In a New York Times article, a Google representative said that no user was getting hurt by these Google bombs.
Also, they thought that the terms that are ranking are off the beaten path. Meaning users would have to go out of their way to see the results they’re looking for.
But it did eventually work to minimize the effects of Google bombs.
One of the reasons why it decided to fight back was due to people thinking that the company was purposefully ranking these pages which is not the case.
Users have accused the search engine of having a political agenda. So they updated the algorithm to correct the misperception.
Google Bombing and SEO
As you may have guessed, Google bombing is a black hat SEO strategy.
They’re used for ranking unsuspecting victims for keywords that they don’t want to be associated with. They can be used by black hat specialists to rank a competitor for porn or drug-related queries.
Just look at this one example.
Someone targeted a college essay site and tried to rank it for a malicious keyword.
And you’ve already seen how it’s being used to target politicians like the 2015 attack on Obama that we mentioned earlier.
No matter how much you drop Google bombs, the algorithm finds a way to fix the results.
In fact, if you Google all the terms we mentioned in this post, you’ll find that the pages that used to rank are no longer there.
Instead, all you’ll find are articles about Google bombing or sites that discuss the incident in articles and blog posts.
The same Google Webmaster blog post we mentioned earlier confirms this.
It’s hard to launch a Google bomb campaign today.
There are constant algorithm changes that help keep SERPs useful. These kill pages that don’t provide relevant information about the search phrase entered.
Plus, you have to build bad backlinks on all your competitor domains. That is no easy feat.
That’s why we suggest that you pour all your time and energy into creating quality backlinks to your site. It’s just not worth messing with your competitors.
And since black hat tactics rarely last, it’s just not worth the energy.
Churn and Burn: SEO’s Version of Google Bombing
But what if you really want to do it?
What if you don’t care that it only works for a short period of time?
What if your heart is set on doing Google bombs?
Well, you can certainly try. You can run with it and rank a website until they get devalued in the SERPs.
You can use the principle behind Google bombing and instead of ranking competitors, you rank your own pages and make money off of that.
This updated version of Google bombing is called Churn and Burn.
Here, you’ll create websites and build lots of backlinks in a short period of time. Your goal is to get these sites to rank on Google as fast as possible.
Note: While both articles had been updated as of 2019, do keep in mind that the original pieces were published a while back.
Here’s how there were able to pull it off:
- Choose a niche by finding the right keywords to rank for. You can use the Google Keyword Planner to accomplish this step.
- Register a domain name that’s a partial or exact match to the keyword you selected.
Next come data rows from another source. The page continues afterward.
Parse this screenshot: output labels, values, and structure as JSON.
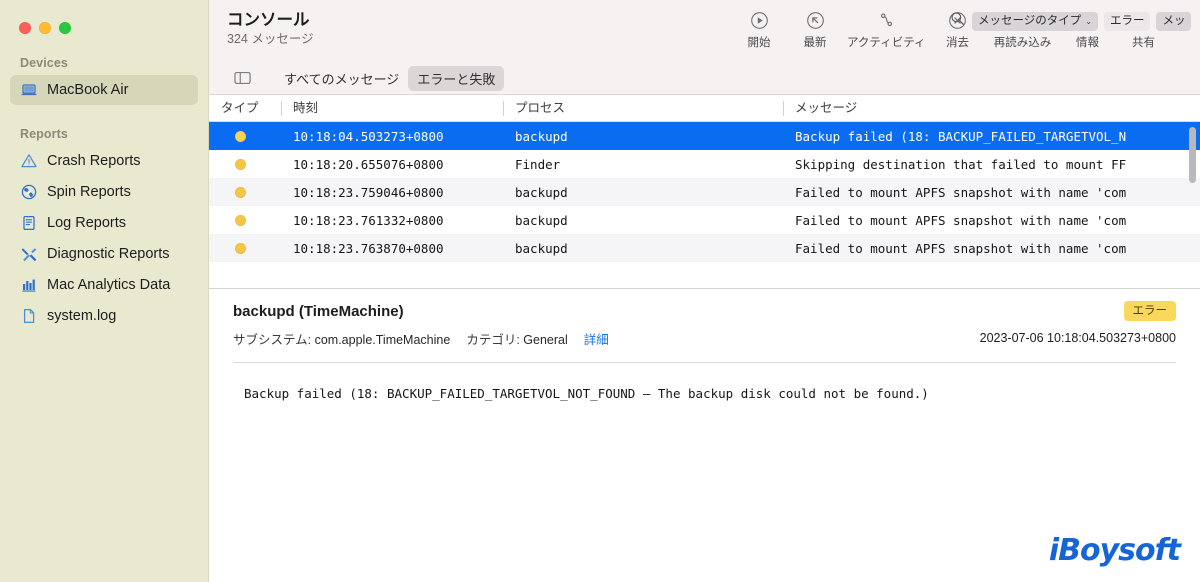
{
  "window": {
    "traffic_lights": [
      "close",
      "minimize",
      "zoom"
    ]
  },
  "sidebar": {
    "sections": [
      {
        "title": "Devices",
        "items": [
          {
            "label": "MacBook Air",
            "icon": "laptop-icon",
            "selected": true
          }
        ]
      },
      {
        "title": "Reports",
        "items": [
          {
            "label": "Crash Reports",
            "icon": "warning-triangle-icon",
            "selected": false
          },
          {
            "label": "Spin Reports",
            "icon": "spinner-icon",
            "selected": false
          },
          {
            "label": "Log Reports",
            "icon": "document-lines-icon",
            "selected": false
          },
          {
            "label": "Diagnostic Reports",
            "icon": "tools-icon",
            "selected": false
          },
          {
            "label": "Mac Analytics Data",
            "icon": "bar-chart-icon",
            "selected": false
          },
          {
            "label": "system.log",
            "icon": "file-icon",
            "selected": false
          }
        ]
      }
    ]
  },
  "toolbar": {
    "title": "コンソール",
    "subtitle": "324 メッセージ",
    "buttons": [
      {
        "label": "開始",
        "icon": "play-circle-icon"
      },
      {
        "label": "最新",
        "icon": "arrow-up-left-circle-icon"
      },
      {
        "label": "アクティビティ",
        "icon": "activity-path-icon"
      },
      {
        "label": "消去",
        "icon": "x-circle-icon"
      },
      {
        "label": "再読み込み",
        "icon": "refresh-icon"
      },
      {
        "label": "情報",
        "icon": "info-circle-filled-icon"
      },
      {
        "label": "共有",
        "icon": "share-icon"
      }
    ],
    "search": {
      "icon": "search-icon",
      "tokens": [
        {
          "label": "メッセージのタイプ",
          "caret": "⌄",
          "type": "dropdown"
        },
        {
          "label": "エラー",
          "type": "plain"
        },
        {
          "label": "メッ",
          "type": "dropdown"
        }
      ]
    }
  },
  "filterbar": {
    "toggle_icon": "sidebar-toggle-icon",
    "tabs": [
      {
        "label": "すべてのメッセージ",
        "active": false
      },
      {
        "label": "エラーと失敗",
        "active": true
      }
    ]
  },
  "table": {
    "columns": [
      "タイプ",
      "時刻",
      "プロセス",
      "メッセージ"
    ],
    "rows": [
      {
        "type_dot": "#f5c544",
        "time": "10:18:04.503273+0800",
        "process": "backupd",
        "message": "Backup failed (18: BACKUP_FAILED_TARGETVOL_N",
        "selected": true
      },
      {
        "type_dot": "#f5c544",
        "time": "10:18:20.655076+0800",
        "process": "Finder",
        "message": "Skipping destination that failed to mount FF",
        "selected": false
      },
      {
        "type_dot": "#f5c544",
        "time": "10:18:23.759046+0800",
        "process": "backupd",
        "message": "Failed to mount APFS snapshot with name 'com",
        "selected": false
      },
      {
        "type_dot": "#f5c544",
        "time": "10:18:23.761332+0800",
        "process": "backupd",
        "message": "Failed to mount APFS snapshot with name 'com",
        "selected": false
      },
      {
        "type_dot": "#f5c544",
        "time": "10:18:23.763870+0800",
        "process": "backupd",
        "message": "Failed to mount APFS snapshot with name 'com",
        "selected": false
      }
    ]
  },
  "detail": {
    "title": "backupd (TimeMachine)",
    "subsystem_label": "サブシステム:",
    "subsystem_value": "com.apple.TimeMachine",
    "category_label": "カテゴリ:",
    "category_value": "General",
    "details_link": "詳細",
    "badge": "エラー",
    "badge_color": "#fbd85d",
    "timestamp": "2023-07-06 10:18:04.503273+0800",
    "body": "Backup failed (18: BACKUP_FAILED_TARGETVOL_NOT_FOUND – The backup disk could not be found.)"
  },
  "watermark": {
    "text": "iBoysoft",
    "color": "#1565d8"
  },
  "colors": {
    "sidebar_bg": "#e9e9cf",
    "selection_blue": "#0a6cf0",
    "toolbar_bg": "#f7f2f2",
    "warning_yellow": "#f5c544"
  }
}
- Build your homepage using HTML as much as possible. For example, use HTML tables instead of relying on images. Google can’t read images. Woodward copied content from other sites and used them on the remaining pages. His only concern was ranking the homepage.
- Use tools like GSA SER, a virtual private server, and proxies to generate backlinks. Matthew also used Kontent Machine to generate content.
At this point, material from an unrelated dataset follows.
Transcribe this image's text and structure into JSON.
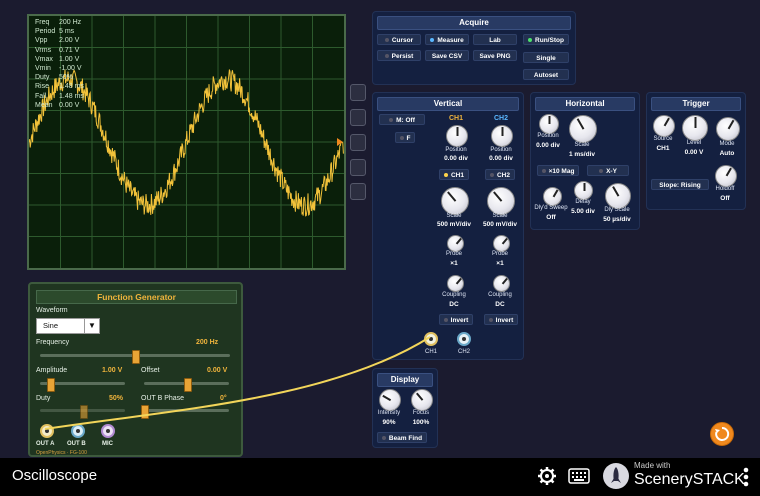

You can refer to Matthew Woodward’s blog for the specifics of his strategy.
Google bombing is kind of outdated at this point.
However, churn and burn is still a viable option.
By blasting your way through SERPs using backlinks, you can get a website to rank for search terms using link building tactics.
Be aware that once the website is devalued by Google, it’s game over for your site. You’ll be forced to move on to other projects when that time comes.
So whether you’re doing Google bombs or churn and burn, proceed with caution.